From the crest, you gain a panoramic view stretching from the Wrekin and Shrewsbury, round past the line of Clwyd Hills (including Moel Famau, which every Merseyside schoolchild, including Wilfred, seems to have climbed) to Chester, the Wirral peninsula, Birkenhead and the towers of Liverpool.

Here was the landscape of Owen's childhood, laid out before him.

But I soon came to realise just how different the real thing actually was: a bit like Ancre mud, it was cold and messy but impossible to ignore.

His poem "Miners" begins, like a good story, by the fire: There was a whispering in my hearth, A sigh of the coal, Grown wistful of a former earth It might recall.

New York's Central Park was modelled on Birkenhead's, and the first cinema outside London was established here.

Walking around its run-down backstreets, I found the three houses the family had lived in; the site of Birkenhead Institute, where Owen was a star pupil; and Christ Church, an all-important focal point in those early years.

It seems, from this moment, as if poetry and religion might be something the young Owen would have to choose between. Otherwise, it seems a calm, Edwardian time of plant identification, of collecting rocks and fossils.

He led classes: I began to realise how much of a teacher and a leader Owen was used to being, even from an early age.

His sonnet, and probably his most famous poem, "Anthem for Doomed Youth", is still nine months ahead of him, but already he is comparing the men, albeit rather less compassionately, with livestock: What passing-bells for these who die as cattle? Only the stuttering rifles' rapid rattle Can patter out their hasty orisons...

As soon as I began to go in search of Owen on the ground (for BBC Radio 3's Owen season, broadcast all next week), I realised how little I understood this complicated but fascinating man and his poetry. I'd imagined - naively - an officer, appalled by what he was seeing, scribbling instinctive verse in trenches between barrages and raids.

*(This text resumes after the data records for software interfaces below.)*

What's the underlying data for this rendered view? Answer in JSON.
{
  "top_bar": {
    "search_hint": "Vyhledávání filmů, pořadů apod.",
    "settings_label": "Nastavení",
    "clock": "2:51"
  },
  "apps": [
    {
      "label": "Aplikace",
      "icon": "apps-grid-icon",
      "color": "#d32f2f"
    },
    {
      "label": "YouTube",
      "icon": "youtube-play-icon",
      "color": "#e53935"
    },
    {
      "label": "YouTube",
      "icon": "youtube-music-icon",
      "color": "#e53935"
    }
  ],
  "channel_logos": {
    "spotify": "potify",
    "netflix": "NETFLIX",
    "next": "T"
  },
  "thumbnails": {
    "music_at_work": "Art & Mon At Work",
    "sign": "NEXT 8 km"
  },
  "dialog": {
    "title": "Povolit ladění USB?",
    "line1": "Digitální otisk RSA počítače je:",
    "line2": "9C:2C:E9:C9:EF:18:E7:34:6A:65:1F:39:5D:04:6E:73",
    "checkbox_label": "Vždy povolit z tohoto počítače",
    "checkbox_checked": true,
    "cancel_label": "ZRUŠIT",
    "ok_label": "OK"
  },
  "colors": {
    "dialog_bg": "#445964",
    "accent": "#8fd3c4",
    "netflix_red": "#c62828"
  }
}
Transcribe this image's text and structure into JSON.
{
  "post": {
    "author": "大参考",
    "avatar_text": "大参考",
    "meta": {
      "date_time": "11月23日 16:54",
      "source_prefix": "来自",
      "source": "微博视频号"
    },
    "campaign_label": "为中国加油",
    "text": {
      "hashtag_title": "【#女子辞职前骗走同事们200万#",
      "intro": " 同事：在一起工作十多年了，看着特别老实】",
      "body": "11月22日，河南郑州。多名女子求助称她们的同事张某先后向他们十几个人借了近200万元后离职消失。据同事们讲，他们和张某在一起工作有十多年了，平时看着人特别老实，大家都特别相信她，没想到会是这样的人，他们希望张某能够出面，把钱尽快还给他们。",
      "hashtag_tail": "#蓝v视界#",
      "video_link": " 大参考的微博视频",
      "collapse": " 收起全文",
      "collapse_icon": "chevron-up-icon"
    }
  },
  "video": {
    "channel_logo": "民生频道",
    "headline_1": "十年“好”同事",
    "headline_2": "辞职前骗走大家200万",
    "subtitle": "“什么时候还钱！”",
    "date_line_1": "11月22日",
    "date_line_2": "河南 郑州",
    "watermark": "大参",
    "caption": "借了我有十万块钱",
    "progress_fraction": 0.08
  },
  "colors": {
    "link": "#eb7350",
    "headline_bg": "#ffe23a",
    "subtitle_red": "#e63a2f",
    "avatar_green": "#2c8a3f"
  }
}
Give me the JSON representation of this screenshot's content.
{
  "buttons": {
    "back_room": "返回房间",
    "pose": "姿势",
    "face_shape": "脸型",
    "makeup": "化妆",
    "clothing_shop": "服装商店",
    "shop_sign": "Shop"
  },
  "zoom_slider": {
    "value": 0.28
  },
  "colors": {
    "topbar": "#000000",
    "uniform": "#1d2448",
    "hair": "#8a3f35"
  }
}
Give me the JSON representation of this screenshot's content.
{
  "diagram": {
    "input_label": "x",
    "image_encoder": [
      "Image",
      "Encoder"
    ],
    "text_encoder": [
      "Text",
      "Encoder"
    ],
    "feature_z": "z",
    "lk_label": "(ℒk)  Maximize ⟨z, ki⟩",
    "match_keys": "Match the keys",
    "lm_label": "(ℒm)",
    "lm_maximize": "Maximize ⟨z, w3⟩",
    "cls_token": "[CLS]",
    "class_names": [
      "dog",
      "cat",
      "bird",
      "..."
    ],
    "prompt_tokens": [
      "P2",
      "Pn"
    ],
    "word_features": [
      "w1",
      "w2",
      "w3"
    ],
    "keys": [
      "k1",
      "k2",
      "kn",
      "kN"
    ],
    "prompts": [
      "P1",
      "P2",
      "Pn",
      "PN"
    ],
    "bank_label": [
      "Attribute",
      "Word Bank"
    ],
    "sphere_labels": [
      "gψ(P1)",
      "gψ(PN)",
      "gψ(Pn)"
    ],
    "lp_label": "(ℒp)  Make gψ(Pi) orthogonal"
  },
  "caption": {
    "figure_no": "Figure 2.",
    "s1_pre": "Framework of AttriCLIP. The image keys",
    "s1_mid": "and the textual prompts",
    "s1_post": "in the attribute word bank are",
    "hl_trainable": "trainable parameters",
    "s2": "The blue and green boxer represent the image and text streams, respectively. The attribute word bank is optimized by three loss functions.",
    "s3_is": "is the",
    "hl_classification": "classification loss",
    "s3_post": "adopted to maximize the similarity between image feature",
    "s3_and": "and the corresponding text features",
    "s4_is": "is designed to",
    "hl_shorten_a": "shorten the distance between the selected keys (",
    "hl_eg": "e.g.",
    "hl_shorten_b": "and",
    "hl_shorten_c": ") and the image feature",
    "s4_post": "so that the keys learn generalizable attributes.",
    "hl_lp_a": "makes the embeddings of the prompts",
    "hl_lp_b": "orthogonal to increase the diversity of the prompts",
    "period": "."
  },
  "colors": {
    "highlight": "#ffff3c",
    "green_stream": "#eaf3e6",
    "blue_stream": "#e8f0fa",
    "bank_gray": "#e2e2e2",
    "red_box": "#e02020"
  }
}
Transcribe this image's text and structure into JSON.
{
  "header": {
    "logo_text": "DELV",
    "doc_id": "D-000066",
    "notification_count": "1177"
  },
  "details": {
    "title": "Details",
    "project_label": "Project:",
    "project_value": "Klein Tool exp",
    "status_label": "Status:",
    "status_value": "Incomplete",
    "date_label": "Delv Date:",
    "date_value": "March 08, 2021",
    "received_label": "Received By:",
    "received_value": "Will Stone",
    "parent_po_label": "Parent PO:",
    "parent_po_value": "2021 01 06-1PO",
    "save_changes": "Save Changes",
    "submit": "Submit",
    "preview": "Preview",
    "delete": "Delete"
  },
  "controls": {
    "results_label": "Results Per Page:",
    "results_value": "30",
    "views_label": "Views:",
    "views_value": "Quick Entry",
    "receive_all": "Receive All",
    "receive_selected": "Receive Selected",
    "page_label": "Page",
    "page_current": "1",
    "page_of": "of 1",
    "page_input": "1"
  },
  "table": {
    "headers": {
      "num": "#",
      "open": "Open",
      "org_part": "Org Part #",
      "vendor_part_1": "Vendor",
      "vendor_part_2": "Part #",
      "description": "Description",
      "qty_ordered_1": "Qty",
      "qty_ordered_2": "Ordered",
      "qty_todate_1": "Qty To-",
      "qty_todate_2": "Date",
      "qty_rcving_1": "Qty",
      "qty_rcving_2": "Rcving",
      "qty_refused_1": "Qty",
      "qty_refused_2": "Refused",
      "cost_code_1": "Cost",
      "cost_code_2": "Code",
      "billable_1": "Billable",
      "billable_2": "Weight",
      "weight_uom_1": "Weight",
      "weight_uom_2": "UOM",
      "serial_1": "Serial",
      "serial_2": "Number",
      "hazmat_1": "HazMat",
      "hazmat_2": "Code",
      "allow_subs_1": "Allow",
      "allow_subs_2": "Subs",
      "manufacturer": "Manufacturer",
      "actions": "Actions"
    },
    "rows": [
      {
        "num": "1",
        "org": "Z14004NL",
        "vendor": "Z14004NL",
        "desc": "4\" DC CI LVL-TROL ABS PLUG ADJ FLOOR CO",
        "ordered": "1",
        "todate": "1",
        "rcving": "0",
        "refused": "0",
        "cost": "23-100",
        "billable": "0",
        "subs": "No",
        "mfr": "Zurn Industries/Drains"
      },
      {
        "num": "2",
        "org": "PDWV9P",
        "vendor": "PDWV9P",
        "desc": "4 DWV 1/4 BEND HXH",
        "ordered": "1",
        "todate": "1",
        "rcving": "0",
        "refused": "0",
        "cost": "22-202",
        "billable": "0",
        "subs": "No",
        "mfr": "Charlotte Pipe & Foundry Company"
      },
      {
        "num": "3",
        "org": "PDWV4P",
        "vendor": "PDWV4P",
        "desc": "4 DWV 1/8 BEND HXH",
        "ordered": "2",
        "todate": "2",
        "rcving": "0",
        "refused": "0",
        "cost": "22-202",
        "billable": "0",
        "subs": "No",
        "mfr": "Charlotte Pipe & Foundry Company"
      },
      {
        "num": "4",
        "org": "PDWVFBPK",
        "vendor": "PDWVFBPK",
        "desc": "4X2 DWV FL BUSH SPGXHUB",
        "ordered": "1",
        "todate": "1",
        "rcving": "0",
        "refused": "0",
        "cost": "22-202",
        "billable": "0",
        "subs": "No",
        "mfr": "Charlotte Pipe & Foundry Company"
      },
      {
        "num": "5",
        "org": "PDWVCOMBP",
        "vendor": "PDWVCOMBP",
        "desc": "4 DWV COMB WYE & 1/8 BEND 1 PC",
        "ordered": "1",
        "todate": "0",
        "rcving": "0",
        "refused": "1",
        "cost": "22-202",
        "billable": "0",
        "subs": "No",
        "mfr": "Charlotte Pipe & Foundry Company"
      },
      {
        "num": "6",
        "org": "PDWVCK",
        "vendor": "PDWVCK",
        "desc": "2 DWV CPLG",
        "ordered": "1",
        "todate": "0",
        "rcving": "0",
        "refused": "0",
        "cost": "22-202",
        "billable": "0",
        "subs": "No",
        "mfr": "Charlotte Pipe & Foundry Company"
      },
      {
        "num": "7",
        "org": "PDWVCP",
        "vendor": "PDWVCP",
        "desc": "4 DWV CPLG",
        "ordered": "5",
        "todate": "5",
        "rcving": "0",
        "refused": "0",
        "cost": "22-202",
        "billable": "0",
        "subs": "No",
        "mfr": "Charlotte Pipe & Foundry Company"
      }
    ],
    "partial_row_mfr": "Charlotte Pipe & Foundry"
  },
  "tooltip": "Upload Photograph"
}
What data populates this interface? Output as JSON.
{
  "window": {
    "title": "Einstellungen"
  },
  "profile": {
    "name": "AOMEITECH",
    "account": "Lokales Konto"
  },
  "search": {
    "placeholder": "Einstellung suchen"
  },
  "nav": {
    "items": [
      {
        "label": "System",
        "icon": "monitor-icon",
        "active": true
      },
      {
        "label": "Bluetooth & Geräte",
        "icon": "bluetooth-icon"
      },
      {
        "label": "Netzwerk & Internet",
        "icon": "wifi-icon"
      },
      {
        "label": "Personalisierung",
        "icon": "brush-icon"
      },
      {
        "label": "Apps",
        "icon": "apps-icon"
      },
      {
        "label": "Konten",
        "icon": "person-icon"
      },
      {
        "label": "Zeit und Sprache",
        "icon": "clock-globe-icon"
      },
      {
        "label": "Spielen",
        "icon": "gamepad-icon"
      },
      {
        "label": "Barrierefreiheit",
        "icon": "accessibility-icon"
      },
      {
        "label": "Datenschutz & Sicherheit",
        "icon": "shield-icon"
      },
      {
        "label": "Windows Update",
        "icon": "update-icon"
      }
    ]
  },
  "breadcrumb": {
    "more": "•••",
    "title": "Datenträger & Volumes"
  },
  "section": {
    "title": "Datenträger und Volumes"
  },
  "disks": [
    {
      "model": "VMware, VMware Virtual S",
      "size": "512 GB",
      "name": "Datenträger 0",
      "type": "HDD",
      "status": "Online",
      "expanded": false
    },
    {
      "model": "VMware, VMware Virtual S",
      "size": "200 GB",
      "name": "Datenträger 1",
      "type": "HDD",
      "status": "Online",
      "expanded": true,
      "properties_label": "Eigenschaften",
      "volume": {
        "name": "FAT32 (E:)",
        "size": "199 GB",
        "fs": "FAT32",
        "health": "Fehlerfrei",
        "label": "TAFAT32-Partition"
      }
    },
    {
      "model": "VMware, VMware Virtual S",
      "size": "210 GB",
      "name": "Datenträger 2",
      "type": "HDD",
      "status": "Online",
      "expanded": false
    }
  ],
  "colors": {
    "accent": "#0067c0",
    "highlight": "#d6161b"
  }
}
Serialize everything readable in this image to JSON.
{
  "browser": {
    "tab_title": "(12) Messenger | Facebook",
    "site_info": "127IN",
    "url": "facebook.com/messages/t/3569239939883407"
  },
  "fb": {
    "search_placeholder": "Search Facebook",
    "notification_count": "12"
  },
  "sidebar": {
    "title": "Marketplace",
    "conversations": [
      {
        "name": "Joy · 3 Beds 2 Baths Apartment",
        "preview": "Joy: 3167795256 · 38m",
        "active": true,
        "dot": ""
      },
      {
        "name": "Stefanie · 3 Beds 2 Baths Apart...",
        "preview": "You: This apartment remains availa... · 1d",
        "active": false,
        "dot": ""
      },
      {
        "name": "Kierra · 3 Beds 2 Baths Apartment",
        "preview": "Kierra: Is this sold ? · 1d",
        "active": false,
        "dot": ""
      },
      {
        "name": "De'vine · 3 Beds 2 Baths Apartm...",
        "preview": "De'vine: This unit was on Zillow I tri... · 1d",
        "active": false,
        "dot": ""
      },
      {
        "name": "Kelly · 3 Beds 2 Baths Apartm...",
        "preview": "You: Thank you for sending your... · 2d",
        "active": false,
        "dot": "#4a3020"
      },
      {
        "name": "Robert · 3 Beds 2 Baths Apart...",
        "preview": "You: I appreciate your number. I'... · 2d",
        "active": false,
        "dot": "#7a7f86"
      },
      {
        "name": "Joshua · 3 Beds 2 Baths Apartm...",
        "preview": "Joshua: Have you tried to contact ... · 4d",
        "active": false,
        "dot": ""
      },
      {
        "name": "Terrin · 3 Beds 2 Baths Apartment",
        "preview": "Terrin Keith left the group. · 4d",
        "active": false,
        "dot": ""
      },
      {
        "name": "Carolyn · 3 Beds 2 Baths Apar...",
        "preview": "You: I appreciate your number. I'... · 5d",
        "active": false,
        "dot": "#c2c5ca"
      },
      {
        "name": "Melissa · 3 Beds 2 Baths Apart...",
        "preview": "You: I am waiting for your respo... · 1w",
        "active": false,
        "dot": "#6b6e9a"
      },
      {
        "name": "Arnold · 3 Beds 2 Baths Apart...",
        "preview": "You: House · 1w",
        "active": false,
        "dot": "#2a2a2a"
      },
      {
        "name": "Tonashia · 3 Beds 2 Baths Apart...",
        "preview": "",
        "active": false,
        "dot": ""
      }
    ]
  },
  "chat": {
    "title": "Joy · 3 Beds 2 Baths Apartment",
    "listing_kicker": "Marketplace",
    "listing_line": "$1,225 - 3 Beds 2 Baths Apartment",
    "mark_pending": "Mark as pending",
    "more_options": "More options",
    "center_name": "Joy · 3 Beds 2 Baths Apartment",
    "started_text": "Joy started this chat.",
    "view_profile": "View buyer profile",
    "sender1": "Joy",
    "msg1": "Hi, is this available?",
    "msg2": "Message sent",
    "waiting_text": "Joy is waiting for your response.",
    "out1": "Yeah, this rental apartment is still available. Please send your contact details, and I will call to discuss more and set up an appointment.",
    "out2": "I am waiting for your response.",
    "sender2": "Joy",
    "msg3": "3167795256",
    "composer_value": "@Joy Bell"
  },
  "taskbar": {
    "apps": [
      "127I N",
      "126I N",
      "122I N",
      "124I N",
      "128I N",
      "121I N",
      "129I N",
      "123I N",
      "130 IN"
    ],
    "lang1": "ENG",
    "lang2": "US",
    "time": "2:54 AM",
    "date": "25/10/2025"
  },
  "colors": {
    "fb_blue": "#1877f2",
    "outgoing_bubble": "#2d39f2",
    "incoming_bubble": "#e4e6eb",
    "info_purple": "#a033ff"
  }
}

The young Wilfred grew up in an Evangelical atmosphere: frequent services took place at home, as well as in church, and I discovered how Wilfred liked dressing up, donning the priestly robes. Despite this, a major epiphany seems to have occurred out in the countryside to the south-east of Birkenhead, above the Cheshire hamlet of Broxton, in about 1904, and it had nothing to do with the church.